Professor Kevin Fenton, the London Regional Director for Public Health England, has today described the level of transmission in the capital as ‘severe’ with 10,000 Londoners being infected every day during the last week.
I am grateful that a very large number of places of worship in the borough have responded positively to my request last week to consider voluntarily closing as we work through this very difficult period.
It remains vitally important that any resident who experiences any of the symptoms of COVID-19 that they immediately book a test and self-isolate until they receive the result. There remains good capacity for testing at the borough’s symptomatic testing sites at Michael Flanders Centre in Acton, Featherstone Terrace Car Park in Southall and at Gurnell Leisure Centre.
This week, the council has opened six testing centres for residents who are not showing symptoms of the virus to get rapid tests. These are located in Acton, Ealing, Greenford, Northolt and Southall. Residents can book tests via the council’s Coronavirus information page www.ealing.gov.uk/coronavirus.

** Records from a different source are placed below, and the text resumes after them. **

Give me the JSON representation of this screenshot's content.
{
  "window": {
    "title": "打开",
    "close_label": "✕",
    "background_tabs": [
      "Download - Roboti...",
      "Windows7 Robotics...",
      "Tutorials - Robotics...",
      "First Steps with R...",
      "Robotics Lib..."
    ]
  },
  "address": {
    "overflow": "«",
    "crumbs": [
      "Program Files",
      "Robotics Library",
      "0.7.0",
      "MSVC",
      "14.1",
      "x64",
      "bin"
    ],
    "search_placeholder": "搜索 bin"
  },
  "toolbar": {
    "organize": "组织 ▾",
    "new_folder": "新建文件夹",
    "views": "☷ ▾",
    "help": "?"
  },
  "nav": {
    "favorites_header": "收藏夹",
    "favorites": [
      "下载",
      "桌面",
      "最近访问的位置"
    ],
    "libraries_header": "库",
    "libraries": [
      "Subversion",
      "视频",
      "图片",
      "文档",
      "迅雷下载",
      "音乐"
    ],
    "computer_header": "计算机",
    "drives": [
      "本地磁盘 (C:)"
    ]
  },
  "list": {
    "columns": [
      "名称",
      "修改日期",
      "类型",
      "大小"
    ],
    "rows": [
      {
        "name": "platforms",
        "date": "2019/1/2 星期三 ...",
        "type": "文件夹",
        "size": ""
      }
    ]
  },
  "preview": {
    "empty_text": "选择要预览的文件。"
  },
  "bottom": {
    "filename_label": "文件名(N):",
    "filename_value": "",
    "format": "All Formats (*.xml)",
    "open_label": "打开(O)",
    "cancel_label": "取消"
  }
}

We are particularly encouraging those who are unable to work from home – such as key workers in health, social care and education, construction, retail or transport – to get tested frequently, ideally twice a week, so that asymptomatic cases can be quickly identified and isolated. We are also very keen that asymptomatic testing is taken up in those areas with the highest numbers of infections – Acton, Southall and Northolt. There is plenty of capacity at all six sites.
The vaccination programme for residents continues to be delivered primarily through the two centres in Ealing and Southall, using the Pfizer vaccine. To date, around 7,500 Ealing residents have received at least the first dose of the vaccine, including more than a third of the borough’s over 80s.

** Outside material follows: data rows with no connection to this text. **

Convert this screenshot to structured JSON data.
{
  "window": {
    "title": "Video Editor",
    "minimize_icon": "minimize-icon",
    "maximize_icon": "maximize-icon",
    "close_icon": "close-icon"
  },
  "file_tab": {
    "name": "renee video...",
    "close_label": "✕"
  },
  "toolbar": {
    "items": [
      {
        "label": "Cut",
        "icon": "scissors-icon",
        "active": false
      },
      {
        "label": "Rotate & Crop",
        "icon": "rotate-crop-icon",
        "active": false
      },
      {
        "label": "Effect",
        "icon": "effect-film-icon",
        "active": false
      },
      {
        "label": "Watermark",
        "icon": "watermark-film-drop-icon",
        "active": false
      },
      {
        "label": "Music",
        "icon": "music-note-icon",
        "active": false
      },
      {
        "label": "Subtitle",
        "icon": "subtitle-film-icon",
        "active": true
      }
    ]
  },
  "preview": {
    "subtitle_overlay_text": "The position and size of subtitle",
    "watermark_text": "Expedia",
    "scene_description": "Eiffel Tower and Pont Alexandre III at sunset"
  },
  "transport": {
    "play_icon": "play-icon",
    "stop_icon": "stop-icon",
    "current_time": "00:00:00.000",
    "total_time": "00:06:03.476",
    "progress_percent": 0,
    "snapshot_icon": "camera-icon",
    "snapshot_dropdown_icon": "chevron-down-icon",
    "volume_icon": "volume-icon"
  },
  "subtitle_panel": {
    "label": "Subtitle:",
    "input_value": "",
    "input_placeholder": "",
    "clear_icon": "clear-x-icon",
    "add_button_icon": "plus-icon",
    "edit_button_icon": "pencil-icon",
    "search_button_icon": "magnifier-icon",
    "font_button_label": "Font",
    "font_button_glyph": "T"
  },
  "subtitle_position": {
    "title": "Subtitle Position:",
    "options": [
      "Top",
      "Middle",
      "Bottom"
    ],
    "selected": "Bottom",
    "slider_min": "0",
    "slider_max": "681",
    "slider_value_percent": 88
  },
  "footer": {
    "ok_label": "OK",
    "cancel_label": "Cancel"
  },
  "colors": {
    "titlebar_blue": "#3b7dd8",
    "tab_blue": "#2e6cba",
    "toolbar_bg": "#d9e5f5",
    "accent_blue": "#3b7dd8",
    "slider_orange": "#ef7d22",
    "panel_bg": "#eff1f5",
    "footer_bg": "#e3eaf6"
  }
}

The number of vaccinations being undertaken remains constrained by supply of vaccines, which is currently determined centrally. We expect a significant increase in the availability of vaccinations next week, including the first doses of the Oxford AstraZeneca vaccine for the borough. This vaccine is more easily transportable and storable, and will enable the use of community pharmacies to provide vaccinations, which we also expect to start in the borough next week.
Vaccinations are progressing well in nursing homes, which we expect to be completed today, and older peoples’ care homes, which are due to be completed over the weekend.
The message remains that you should wait to be contacted by your GP regarding an appointment for a vaccination and should not turn up at vaccination centres without an appointment.
We are working closely with NHS partners in North West London to ensure that Ealing has sufficient capacity for the mass vaccination stage of the programme.
The Ealing Together phone line continues to support residents who are vulnerable or shielding during the lockdown, on 020 8825 7170 (Monday-Friday, 9am-5pm). Ealing Together can help shielding residents to access priority slots for supermarket deliveries, put residents in touch with local volunteers who can collect food shopping that the resident has paid for, or provide support for those who are struggling financially and cannot pay for food.
There have been no significant changes to services since my last message. All libraries, leisure centres and community centres remain closed. All schools in the borough remain closed except for vulnerable children and the children of key workers. Waste and recycling collections continue as normal and the recycling centres remain open.
Can I thank all our health, care and key workers including all our frontline council staff for the brilliant work that they are doing during this incredibly difficult time. Can I please ask you to help them by following the rules. Please stay home, protect the NHS and save lives.